“During the negotiations, Solidarity emphasised, among other things, the retrenchments that may arise from the charter, as well as the unconstitutionality of the charter’s provisions that appointments must be made on the basis of national demographics and white employees be excluded from employee stock ownership plans (Esops).
“In reaction to this, the government representatives acknowledged that the Esop clause was problematic and that it would have a divisive effect among employees,” Solidarity general secretary Gideon du Plessis said in a media release issued on Monday.
He added that all parties involved had committed themselves to the finalisation of the charter within the three-month timeframe agreed upon by Mantashe and President Cyril Ramaphosa.
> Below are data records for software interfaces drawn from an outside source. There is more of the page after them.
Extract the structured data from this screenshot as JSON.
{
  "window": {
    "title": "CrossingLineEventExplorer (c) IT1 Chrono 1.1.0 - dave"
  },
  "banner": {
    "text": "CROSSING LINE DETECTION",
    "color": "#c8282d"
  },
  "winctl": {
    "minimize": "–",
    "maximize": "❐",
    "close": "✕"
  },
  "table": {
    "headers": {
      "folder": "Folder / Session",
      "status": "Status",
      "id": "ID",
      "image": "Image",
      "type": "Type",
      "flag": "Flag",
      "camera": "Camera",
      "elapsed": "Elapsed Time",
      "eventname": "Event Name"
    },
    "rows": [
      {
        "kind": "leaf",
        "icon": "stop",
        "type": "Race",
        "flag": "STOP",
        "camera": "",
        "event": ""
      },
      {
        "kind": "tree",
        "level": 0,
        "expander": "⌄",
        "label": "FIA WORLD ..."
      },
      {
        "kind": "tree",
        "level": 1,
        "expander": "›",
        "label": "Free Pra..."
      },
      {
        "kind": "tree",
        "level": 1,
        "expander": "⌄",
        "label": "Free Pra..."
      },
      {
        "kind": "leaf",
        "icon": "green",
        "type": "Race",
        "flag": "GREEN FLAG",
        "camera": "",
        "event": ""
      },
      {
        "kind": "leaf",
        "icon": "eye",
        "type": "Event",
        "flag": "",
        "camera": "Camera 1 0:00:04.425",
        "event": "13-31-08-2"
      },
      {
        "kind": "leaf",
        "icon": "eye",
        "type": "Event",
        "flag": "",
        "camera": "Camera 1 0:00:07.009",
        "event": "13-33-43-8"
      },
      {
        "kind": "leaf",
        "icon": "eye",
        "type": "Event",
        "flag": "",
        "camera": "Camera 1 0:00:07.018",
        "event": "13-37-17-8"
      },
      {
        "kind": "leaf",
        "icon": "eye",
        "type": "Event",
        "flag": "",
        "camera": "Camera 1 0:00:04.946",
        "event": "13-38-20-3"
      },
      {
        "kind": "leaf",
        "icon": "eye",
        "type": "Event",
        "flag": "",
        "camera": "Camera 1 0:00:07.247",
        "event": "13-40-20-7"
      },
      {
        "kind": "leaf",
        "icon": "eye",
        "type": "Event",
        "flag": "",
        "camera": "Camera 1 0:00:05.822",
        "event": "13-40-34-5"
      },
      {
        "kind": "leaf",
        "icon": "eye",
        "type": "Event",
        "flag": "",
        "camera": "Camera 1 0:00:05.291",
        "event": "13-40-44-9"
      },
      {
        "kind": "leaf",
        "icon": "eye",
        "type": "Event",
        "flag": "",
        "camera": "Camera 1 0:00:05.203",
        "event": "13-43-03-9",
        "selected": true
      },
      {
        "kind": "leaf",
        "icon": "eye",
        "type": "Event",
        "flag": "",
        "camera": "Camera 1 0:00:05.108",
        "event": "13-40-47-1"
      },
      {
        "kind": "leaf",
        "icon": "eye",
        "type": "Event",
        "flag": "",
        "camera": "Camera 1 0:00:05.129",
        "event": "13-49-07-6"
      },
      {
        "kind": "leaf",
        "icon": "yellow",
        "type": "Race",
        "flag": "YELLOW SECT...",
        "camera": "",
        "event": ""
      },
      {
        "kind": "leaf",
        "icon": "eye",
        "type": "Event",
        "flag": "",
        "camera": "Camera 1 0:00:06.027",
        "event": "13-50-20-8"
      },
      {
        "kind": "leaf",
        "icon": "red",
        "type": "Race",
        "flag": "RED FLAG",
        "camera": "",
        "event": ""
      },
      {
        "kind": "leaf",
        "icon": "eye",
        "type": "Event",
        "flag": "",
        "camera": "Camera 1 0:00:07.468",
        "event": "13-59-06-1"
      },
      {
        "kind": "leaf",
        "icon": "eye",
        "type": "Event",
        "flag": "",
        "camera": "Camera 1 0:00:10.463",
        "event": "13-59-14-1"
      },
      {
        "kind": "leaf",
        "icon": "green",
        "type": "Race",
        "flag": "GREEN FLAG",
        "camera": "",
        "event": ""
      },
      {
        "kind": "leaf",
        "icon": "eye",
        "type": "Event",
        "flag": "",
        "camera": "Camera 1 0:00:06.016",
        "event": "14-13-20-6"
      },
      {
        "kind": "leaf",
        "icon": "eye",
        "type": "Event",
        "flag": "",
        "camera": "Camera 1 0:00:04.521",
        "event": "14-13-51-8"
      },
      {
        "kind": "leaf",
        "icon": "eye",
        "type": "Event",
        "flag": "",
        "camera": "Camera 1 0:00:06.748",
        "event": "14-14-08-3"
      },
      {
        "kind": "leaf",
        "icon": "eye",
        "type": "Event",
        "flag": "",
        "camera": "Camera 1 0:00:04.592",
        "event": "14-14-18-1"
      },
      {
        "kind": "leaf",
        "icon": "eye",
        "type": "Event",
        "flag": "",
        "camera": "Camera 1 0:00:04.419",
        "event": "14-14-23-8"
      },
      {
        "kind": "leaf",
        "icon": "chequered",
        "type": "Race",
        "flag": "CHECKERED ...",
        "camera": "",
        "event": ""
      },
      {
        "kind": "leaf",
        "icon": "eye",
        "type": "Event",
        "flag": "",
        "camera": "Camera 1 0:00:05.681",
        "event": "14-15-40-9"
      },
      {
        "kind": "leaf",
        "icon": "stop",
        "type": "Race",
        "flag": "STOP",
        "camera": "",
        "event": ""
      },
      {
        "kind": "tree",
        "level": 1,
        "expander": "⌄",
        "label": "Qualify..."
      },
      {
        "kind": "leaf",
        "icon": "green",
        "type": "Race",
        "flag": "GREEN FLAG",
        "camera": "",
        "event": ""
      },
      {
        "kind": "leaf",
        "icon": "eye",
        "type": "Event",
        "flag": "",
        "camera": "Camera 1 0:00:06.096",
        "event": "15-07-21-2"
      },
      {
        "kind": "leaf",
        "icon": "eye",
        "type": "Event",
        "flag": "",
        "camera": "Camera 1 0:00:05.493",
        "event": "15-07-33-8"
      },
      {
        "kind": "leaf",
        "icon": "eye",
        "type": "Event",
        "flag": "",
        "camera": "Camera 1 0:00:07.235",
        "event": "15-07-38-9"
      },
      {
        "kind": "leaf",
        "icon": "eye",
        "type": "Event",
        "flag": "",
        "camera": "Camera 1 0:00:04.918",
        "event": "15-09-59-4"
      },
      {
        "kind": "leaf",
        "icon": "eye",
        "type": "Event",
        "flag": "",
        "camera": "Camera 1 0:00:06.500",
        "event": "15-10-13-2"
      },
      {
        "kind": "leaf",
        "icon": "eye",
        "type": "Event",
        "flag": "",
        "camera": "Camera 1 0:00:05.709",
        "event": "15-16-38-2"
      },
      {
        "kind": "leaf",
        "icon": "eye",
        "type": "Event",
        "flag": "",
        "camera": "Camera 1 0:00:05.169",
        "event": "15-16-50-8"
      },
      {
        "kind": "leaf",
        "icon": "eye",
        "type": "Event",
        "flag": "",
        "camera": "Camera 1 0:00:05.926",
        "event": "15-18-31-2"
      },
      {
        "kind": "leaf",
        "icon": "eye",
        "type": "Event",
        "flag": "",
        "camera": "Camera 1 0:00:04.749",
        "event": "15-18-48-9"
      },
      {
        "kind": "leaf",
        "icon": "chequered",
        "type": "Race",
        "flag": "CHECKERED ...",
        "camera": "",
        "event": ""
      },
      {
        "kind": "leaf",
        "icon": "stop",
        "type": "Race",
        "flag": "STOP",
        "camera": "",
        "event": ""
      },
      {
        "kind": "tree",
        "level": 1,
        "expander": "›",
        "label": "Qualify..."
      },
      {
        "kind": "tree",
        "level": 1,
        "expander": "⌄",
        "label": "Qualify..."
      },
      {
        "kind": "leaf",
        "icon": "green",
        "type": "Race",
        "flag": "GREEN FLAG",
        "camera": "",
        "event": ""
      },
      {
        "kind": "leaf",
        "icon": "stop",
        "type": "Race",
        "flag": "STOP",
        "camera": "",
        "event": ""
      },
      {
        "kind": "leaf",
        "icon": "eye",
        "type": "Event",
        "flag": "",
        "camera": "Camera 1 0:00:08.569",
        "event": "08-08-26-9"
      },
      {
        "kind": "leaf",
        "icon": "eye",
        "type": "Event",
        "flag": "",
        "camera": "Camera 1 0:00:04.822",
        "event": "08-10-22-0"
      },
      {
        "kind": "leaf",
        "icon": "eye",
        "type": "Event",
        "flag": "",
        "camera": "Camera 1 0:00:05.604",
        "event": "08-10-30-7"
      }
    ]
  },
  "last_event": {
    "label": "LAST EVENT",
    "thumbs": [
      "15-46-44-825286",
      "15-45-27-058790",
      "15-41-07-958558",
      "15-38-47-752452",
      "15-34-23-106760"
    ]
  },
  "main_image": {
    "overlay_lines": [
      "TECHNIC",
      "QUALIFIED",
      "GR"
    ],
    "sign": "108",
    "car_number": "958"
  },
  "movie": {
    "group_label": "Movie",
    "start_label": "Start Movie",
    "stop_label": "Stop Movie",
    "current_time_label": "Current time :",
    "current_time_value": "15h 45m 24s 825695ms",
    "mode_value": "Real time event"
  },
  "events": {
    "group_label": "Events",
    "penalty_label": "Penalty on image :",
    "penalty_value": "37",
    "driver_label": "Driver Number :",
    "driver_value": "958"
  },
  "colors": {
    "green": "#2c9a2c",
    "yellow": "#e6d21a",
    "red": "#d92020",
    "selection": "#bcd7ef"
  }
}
The trade union further highlighted that, as a result of the weekend’s negotiations, a mining charter task team and a competitiveness task team have been established.
The mining charter task team, comprising representatives of all interested parties, will try to settle as many as possible of the differences between the parties and to produce its first report by April 10.
Du Plessis added that the competitiveness task team would initially consider the impact of the charter on the mining industry. After implementation of the charter, it will become a standing committee focusing on aspects that will improve competitiveness and sustainability in the mining industry.
Democratic Alliance Mineral Resources shadow Minister James Lorimer, meanwhile, was not as pleased with the outcomes of the negotiations.
“Mantashe indicated that the widely criticised Mining Charter 3 will be the basis of the negotiation of a new charter with industry. There was hope that he would start discussions using Mining Charter 2 as a baseline. That would have sent a strong signal to investors that the African National Congress government was ready to get its mining house in order and investment into South African mines would start flowing again,” he said.
He added that, in taking the position that he has, Mantashe has shown that mining policy is just business as usual and that starting negotiations around the unrealistic, punitive and, in some cases, illegal provisions of Charter 3, would send the wrong signal to the industry.
“Business as usual means the continuation of tightening restrictions on mining operations in pursuit of government’s programme of racial transformation within the industry,” he said.
Lorimer noted that the manner in which this programme has been implemented has been at a huge cost to business, and one of the reasons that South Africa is seen as such an unfavourable place for mining investment.
“This has led to a shrinking industry which has lost more than 70 000 jobs in five years. During the weekend Mantashe made some encouraging statements about a fresh start for the industry. Now he needs to make sure his deeds match his words,” said Lorimer.
Meanwhile, Mining Affected Communities United in Action (Wauma) lamented in a statement that the weekend’s meeting had taken place without mining affected communities’ input, despite an order by the Pretoria North High Court, which specifically noted that mining communities, and specifically the applicants to the case in which the Mining Charter was challenged, should be consulted on the formulation of the charter.
“It is our understanding of this judgment that the court has specifically noted that mining affected communities cannot only be consulted at the end of the process but that they should be involved in its formulation.”
The organisation said its exclusion from this process was not only in counterpoint to the court's order, it also comes after our attorneys wrote to both the President and the Minister to engage them on the next steps to be taken.
“These kind of meetings between the Department of Mineral Resources and other `important` stakeholders without communities present, are exactly the ways that injustices are perpetrated against communities,” Wauma leader Mokete Khoda said.